Component data from apps and pages:

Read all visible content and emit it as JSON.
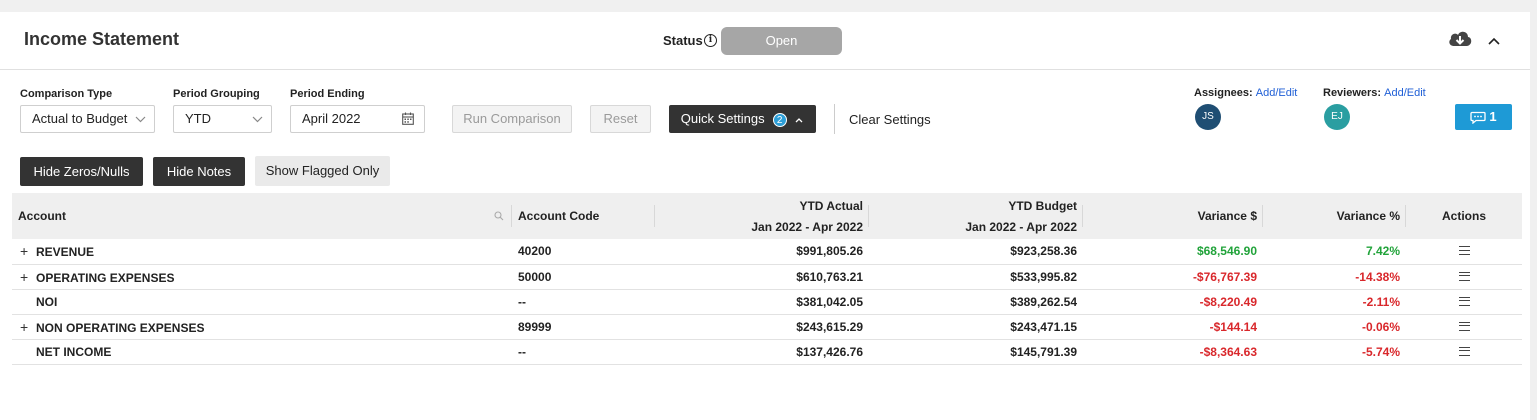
{
  "header": {
    "title": "Income Statement",
    "status_label": "Status",
    "status_value": "Open"
  },
  "filters": {
    "comparison_type": {
      "label": "Comparison Type",
      "value": "Actual to Budget"
    },
    "period_grouping": {
      "label": "Period Grouping",
      "value": "YTD"
    },
    "period_ending": {
      "label": "Period Ending",
      "value": "April 2022"
    },
    "run_comparison": "Run Comparison",
    "reset": "Reset",
    "quick_settings": "Quick Settings",
    "quick_settings_count": "2",
    "clear_settings": "Clear Settings"
  },
  "assignees": {
    "label": "Assignees:",
    "link": "Add/Edit",
    "initials": "JS",
    "color": "#1f4e73"
  },
  "reviewers": {
    "label": "Reviewers:",
    "link": "Add/Edit",
    "initials": "EJ",
    "color": "#2a9ea1"
  },
  "comments": {
    "count": "1"
  },
  "toggles": {
    "hide_zeros": "Hide Zeros/Nulls",
    "hide_notes": "Hide Notes",
    "show_flagged": "Show Flagged Only"
  },
  "table": {
    "columns": {
      "account": "Account",
      "account_code": "Account Code",
      "ytd_actual": "YTD Actual",
      "ytd_actual_period": "Jan 2022 - Apr 2022",
      "ytd_budget": "YTD Budget",
      "ytd_budget_period": "Jan 2022 - Apr 2022",
      "variance_dollar": "Variance $",
      "variance_pct": "Variance %",
      "actions": "Actions"
    },
    "rows": [
      {
        "expandable": true,
        "account": "REVENUE",
        "code": "40200",
        "actual": "$991,805.26",
        "budget": "$923,258.36",
        "var_dollar": "$68,546.90",
        "var_pct": "7.42%",
        "sign": "pos"
      },
      {
        "expandable": true,
        "account": "OPERATING EXPENSES",
        "code": "50000",
        "actual": "$610,763.21",
        "budget": "$533,995.82",
        "var_dollar": "-$76,767.39",
        "var_pct": "-14.38%",
        "sign": "neg"
      },
      {
        "expandable": false,
        "account": "NOI",
        "code": "--",
        "actual": "$381,042.05",
        "budget": "$389,262.54",
        "var_dollar": "-$8,220.49",
        "var_pct": "-2.11%",
        "sign": "neg"
      },
      {
        "expandable": true,
        "account": "NON OPERATING EXPENSES",
        "code": "89999",
        "actual": "$243,615.29",
        "budget": "$243,471.15",
        "var_dollar": "-$144.14",
        "var_pct": "-0.06%",
        "sign": "neg"
      },
      {
        "expandable": false,
        "account": "NET INCOME",
        "code": "--",
        "actual": "$137,426.76",
        "budget": "$145,791.39",
        "var_dollar": "-$8,364.63",
        "var_pct": "-5.74%",
        "sign": "neg"
      }
    ]
  }
}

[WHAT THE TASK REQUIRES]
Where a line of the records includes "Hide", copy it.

[EXPECTED OUTPUT]
    "hide_zeros": "Hide Zeros/Nulls",
    "hide_notes": "Hide Notes",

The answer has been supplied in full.